Al Mohler, president of Southern Baptist Theological Seminary in Lousville and an outspoken Christian commentator on cultural issues, appeared on Larry King’s program this past week, opposed by a homosexual actor. Mohler referred to the enduring standards of the transcendent God, which establish marriage as being between a man and a woman, and which condemn homosexual activity. His opponent replied that he also talked to this transcendent God, and that this God had told him in his heart that what he was doing was just fine.
You know how those talk shows work – you can never explain anything fully. I’m sure Mohler would have liked to critique the young man’s answer, because he had traded the transcendence of God for immanence. What we must learn to do is hold both in a balanced tension.
Transcendence means that God is “out there.” He is beyond the constraints of time and space and individual situations. He is above the fray; He is sovereign. But a problem arises when we remove transcendence from its tension with immanence. We begin to think of God as being so far away, He can be ignored, and we are left to live our lives as we please.
Immmanence means that God is “in here.” He has come close to us by revealing Himself to us, by sending His Son for our sakes, and by giving His Spirit to all who receive His Son in faith. But this does not mean that we can privatize God, individualize Him, or tailor Him to our own views and desires. He still remains the transcendent God whose morality is fixed eternally according to His righteousness.

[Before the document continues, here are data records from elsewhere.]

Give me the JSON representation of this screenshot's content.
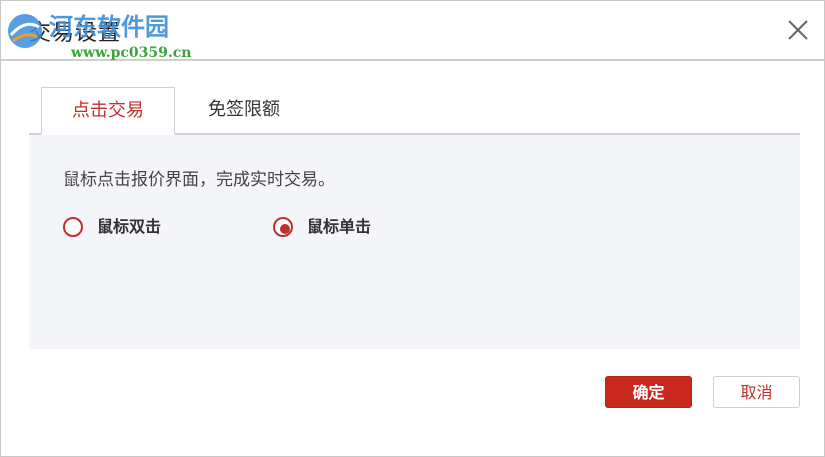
{
  "dialog": {
    "title": "交易设置",
    "close_icon": "close-icon"
  },
  "watermark": {
    "line1": "河东软件园",
    "line2": "www.pc0359.cn"
  },
  "tabs": [
    {
      "label": "点击交易",
      "active": true
    },
    {
      "label": "免签限额",
      "active": false
    }
  ],
  "panel": {
    "description": "鼠标点击报价界面，完成实时交易。",
    "options": [
      {
        "label": "鼠标双击",
        "selected": false
      },
      {
        "label": "鼠标单击",
        "selected": true
      }
    ]
  },
  "buttons": {
    "ok_label": "确定",
    "cancel_label": "取消"
  },
  "colors": {
    "accent": "#c0302b",
    "panel_bg": "#f4f5f9",
    "ok_bg": "#c8281f"
  }
}
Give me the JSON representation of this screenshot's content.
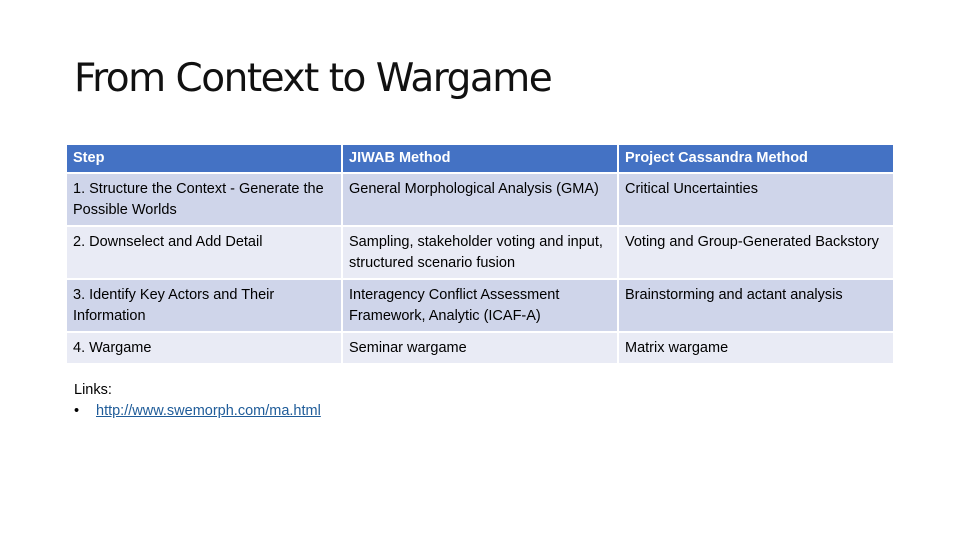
{
  "slide": {
    "title": "From Context to Wargame"
  },
  "table": {
    "headers": [
      "Step",
      "JIWAB Method",
      "Project Cassandra Method"
    ],
    "rows": [
      [
        "1. Structure the Context - Generate the Possible Worlds",
        "General Morphological Analysis (GMA)",
        "Critical Uncertainties"
      ],
      [
        "2. Downselect and Add Detail",
        "Sampling, stakeholder voting and input, structured scenario fusion",
        "Voting and Group-Generated Backstory"
      ],
      [
        "3. Identify Key Actors and Their Information",
        "Interagency Conflict Assessment Framework, Analytic (ICAF-A)",
        "Brainstorming and actant analysis"
      ],
      [
        "4. Wargame",
        "Seminar wargame",
        "Matrix wargame"
      ]
    ],
    "colors": {
      "header_bg": "#4472c4",
      "row_odd_bg": "#cfd5ea",
      "row_even_bg": "#e9ebf5"
    }
  },
  "links": {
    "label": "Links:",
    "bullet": "•",
    "items": [
      {
        "text": "http://www.swemorph.com/ma.html"
      }
    ],
    "link_color": "#1f5c99"
  }
}
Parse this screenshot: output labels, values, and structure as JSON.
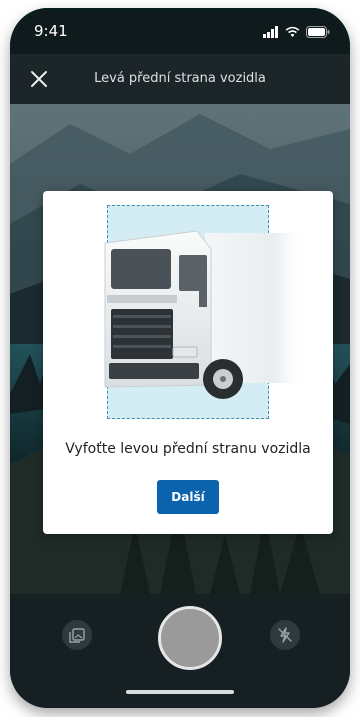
{
  "status_bar": {
    "time": "9:41"
  },
  "header": {
    "title": "Levá přední strana vozidla",
    "close_icon": "close-icon"
  },
  "modal": {
    "instruction": "Vyfoťte levou přední stranu vozidla",
    "next_label": "Další"
  },
  "controls": {
    "gallery_icon": "gallery-icon",
    "shutter_icon": "shutter-button",
    "flash_icon": "flash-off-icon"
  },
  "colors": {
    "primary": "#0b62ad",
    "frame_fill": "#d4ecf4",
    "frame_border": "#3a8fb2"
  }
}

One of the comforts of the truth of transcendence is that God is big enough to handle the biggest problems of the universe. One of the comforts of immanence is that God cares even about the smallest details of our lives. Our prayers often indicate that we are making the same mistake as the young man on Larry King, when it is all about “me, me, me.” Let’s try and stay in balance.